Dexter: I like to bowl.
Sure, his uneasiness could be interpreted as cute and he is a good-looking dude. But judging by the poor man’s Ryan Gosling that Cassie brings to Jamie’s birthday party, Dexter may have blown it. Loved their small talk:
Cassie: Nice party, huh?
Dex: Yeah. The beach.
Felt like I was back at my eighth-grade dinner-dance.
- Poor Masuka. First he finds out Nikki has a lousy credit score and a ton of debt, then he casually mentions he did a little digging into her background. She seemed a little too sensitive about that — wouldn’t anyone, especially a cop, do some investigation into a woman who shows up out of the blue claiming to be your daughter and hitting you up for free grub?
- Can’t believe I’m saying this, but poor Quinn, too. Batista really hosed him on the promotion. Of course Miller is the better choice. But after Batista pressured the guy, put a strain on his relationship with Jamie, and then Quinn miraculously passed the exam, the man deserves the sergeant’s badge. The result is that Quinn is even more determined than ever to close the Case of the Dead Maid Who Was Banging the Father of Dexter’s Protégé, thus putting Zack (and by association, Dexter) at risk. Quinn is also still thinking about Deb’s confession. Wouldn’t be surprised if he ends up playing a key role in Dexter’s fate.

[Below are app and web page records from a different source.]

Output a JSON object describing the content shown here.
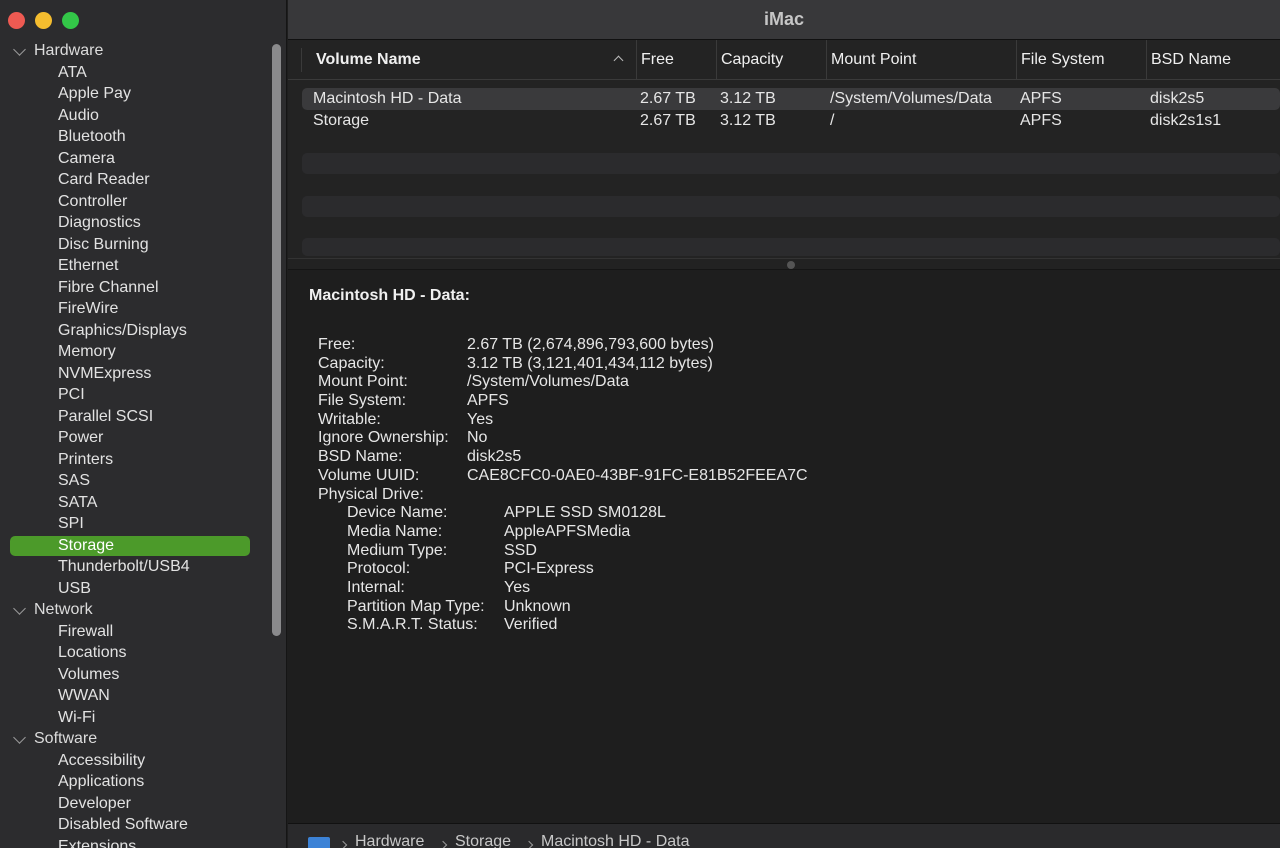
{
  "window": {
    "title": "iMac"
  },
  "sidebar": {
    "groups": [
      {
        "label": "Hardware",
        "items": [
          "ATA",
          "Apple Pay",
          "Audio",
          "Bluetooth",
          "Camera",
          "Card Reader",
          "Controller",
          "Diagnostics",
          "Disc Burning",
          "Ethernet",
          "Fibre Channel",
          "FireWire",
          "Graphics/Displays",
          "Memory",
          "NVMExpress",
          "PCI",
          "Parallel SCSI",
          "Power",
          "Printers",
          "SAS",
          "SATA",
          "SPI",
          "Storage",
          "Thunderbolt/USB4",
          "USB"
        ]
      },
      {
        "label": "Network",
        "items": [
          "Firewall",
          "Locations",
          "Volumes",
          "WWAN",
          "Wi-Fi"
        ]
      },
      {
        "label": "Software",
        "items": [
          "Accessibility",
          "Applications",
          "Developer",
          "Disabled Software",
          "Extensions"
        ]
      }
    ],
    "selected": "Storage",
    "accent_color": "#4c9a2a"
  },
  "table": {
    "columns": [
      "Volume Name",
      "Free",
      "Capacity",
      "Mount Point",
      "File System",
      "BSD Name"
    ],
    "sort_icon": "chevron-up-icon",
    "rows": [
      [
        "Macintosh HD - Data",
        "2.67 TB",
        "3.12 TB",
        "/System/Volumes/Data",
        "APFS",
        "disk2s5"
      ],
      [
        "Storage",
        "2.67 TB",
        "3.12 TB",
        "/",
        "APFS",
        "disk2s1s1"
      ]
    ],
    "selected_row": 0
  },
  "detail": {
    "title": "Macintosh HD - Data:",
    "fields": [
      {
        "key": "Free:",
        "value": "2.67 TB (2,674,896,793,600 bytes)"
      },
      {
        "key": "Capacity:",
        "value": "3.12 TB (3,121,401,434,112 bytes)"
      },
      {
        "key": "Mount Point:",
        "value": "/System/Volumes/Data"
      },
      {
        "key": "File System:",
        "value": "APFS"
      },
      {
        "key": "Writable:",
        "value": "Yes"
      },
      {
        "key": "Ignore Ownership:",
        "value": "No"
      },
      {
        "key": "BSD Name:",
        "value": "disk2s5"
      },
      {
        "key": "Volume UUID:",
        "value": "CAE8CFC0-0AE0-43BF-91FC-E81B52FEEA7C"
      },
      {
        "key": "Physical Drive:",
        "value": ""
      }
    ],
    "physical_drive": [
      {
        "key": "Device Name:",
        "value": "APPLE SSD SM0128L"
      },
      {
        "key": "Media Name:",
        "value": "AppleAPFSMedia"
      },
      {
        "key": "Medium Type:",
        "value": "SSD"
      },
      {
        "key": "Protocol:",
        "value": "PCI-Express"
      },
      {
        "key": "Internal:",
        "value": "Yes"
      },
      {
        "key": "Partition Map Type:",
        "value": "Unknown"
      },
      {
        "key": "S.M.A.R.T. Status:",
        "value": "Verified"
      }
    ]
  },
  "pathbar": {
    "icon": "computer-icon",
    "crumbs": [
      "Hardware",
      "Storage",
      "Macintosh HD - Data"
    ]
  }
}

- Deb looks phenomenal in this episode. Too good, I’d say, considering how far down she’d sunk just a few days earlier in real Dexter time. Still think she’s rebounded way too well, but seeing her back to her old sassy self is a welcome improvement over the strung-out miserystick she’d become. Elway agrees, as hints of his Deb crush blossom into full-blown like-like as he goes Tyson on the creep she was surveilling. Defend a woman’s honor, appreciated; spill a drink on her dress in the process, get the stink eye. Could a Deb-Elway romance, coupled with the failed promotion, send Quinn into a new spiral?

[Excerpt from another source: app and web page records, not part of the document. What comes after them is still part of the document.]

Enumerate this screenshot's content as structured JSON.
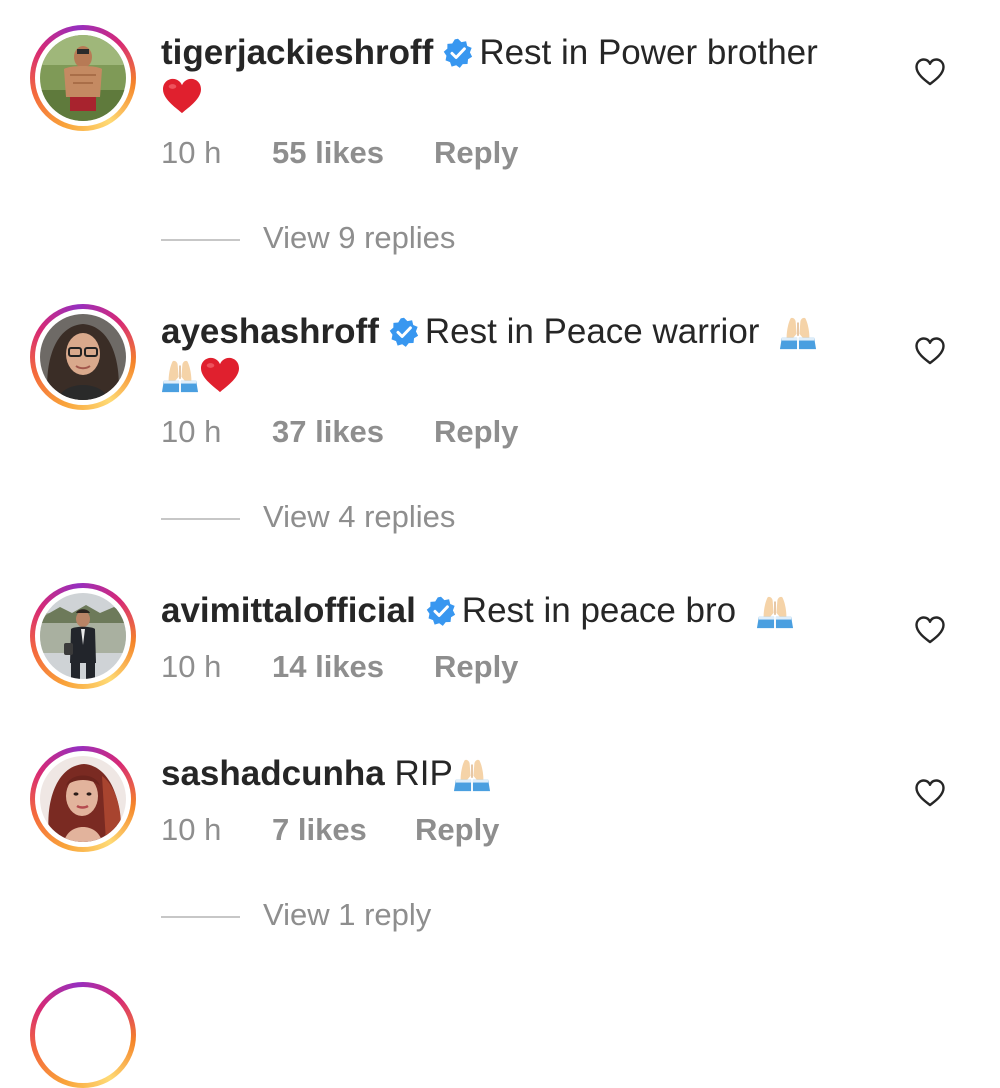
{
  "comments": [
    {
      "username": "tigerjackieshroff",
      "verified": true,
      "text": "Rest in Power brother",
      "time": "10 h",
      "likes": "55 likes",
      "reply": "Reply",
      "view_replies": "View 9 replies"
    },
    {
      "username": "ayeshashroff",
      "verified": true,
      "text": "Rest in Peace warrior",
      "time": "10 h",
      "likes": "37 likes",
      "reply": "Reply",
      "view_replies": "View 4 replies"
    },
    {
      "username": "avimittalofficial",
      "verified": true,
      "text": "Rest in peace bro",
      "time": "10 h",
      "likes": "14 likes",
      "reply": "Reply"
    },
    {
      "username": "sashadcunha",
      "verified": false,
      "text": "RIP",
      "time": "10 h",
      "likes": "7 likes",
      "reply": "Reply",
      "view_replies": "View 1 reply"
    }
  ],
  "icons": {
    "like": "heart-outline-icon",
    "verified": "verified-badge-icon",
    "emoji_heart": "red-heart-emoji",
    "emoji_pray": "folded-hands-emoji"
  },
  "colors": {
    "verified_blue": "#3897f0",
    "muted_text": "#8e8e8e",
    "heart_red": "#e0202e"
  }
}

- Great scene as Dexter and Deb try to make like old times with dinner and beers at his place. Again, Deb is clearly feeling more like herself these days:
Dexter: Should I be worried Harrison’s lying?
Deb: He’s four, doofus. This steak tastes like asshole.
More important than the return of Deb’s wit is her revelation that she knows almost nothing about Vogel, the woman she’s trusting with her potentially life-threatening secrets: “Like where’d she get that accent? And who the fuck is Rich?” Good questions. Dexter can only answer the latter — Rich was her husband. How he achieved past-tense status will surely be a story to watch for later.
As the episode winds down, we see what I’m guessing was Vogel’s plan all along — Dexter, with his unique capacity for emotion, can’t bring himself to kill Zack. The kid, he realizes, never had a Harry to guide him. “Am I ready for this?” Dexter asks as Zack lays on his table. “To be a spiritual father?” It’s another reference to family in a season that’s full of them, though one this homicidally dysfunctional is not meant to last. I wonder if Vogel sees Zack as Dexter 2.0 — an only child with no pesky sister or emotions to get in the way of becoming the ultimate killing machine?
Back at Deb’s place, the Morgans swap stories. Deb’s boss is into her. Cassie isn’t feeling him, but still, Dexter sounds optimistic: “I’m even thinking about taking on a kind of … intern.” Moments later, they’re both passing out as a blonde figure appears in soft focus. Well, hello there, Hannah. Can’t wait to introduce you to Dr. Vogel.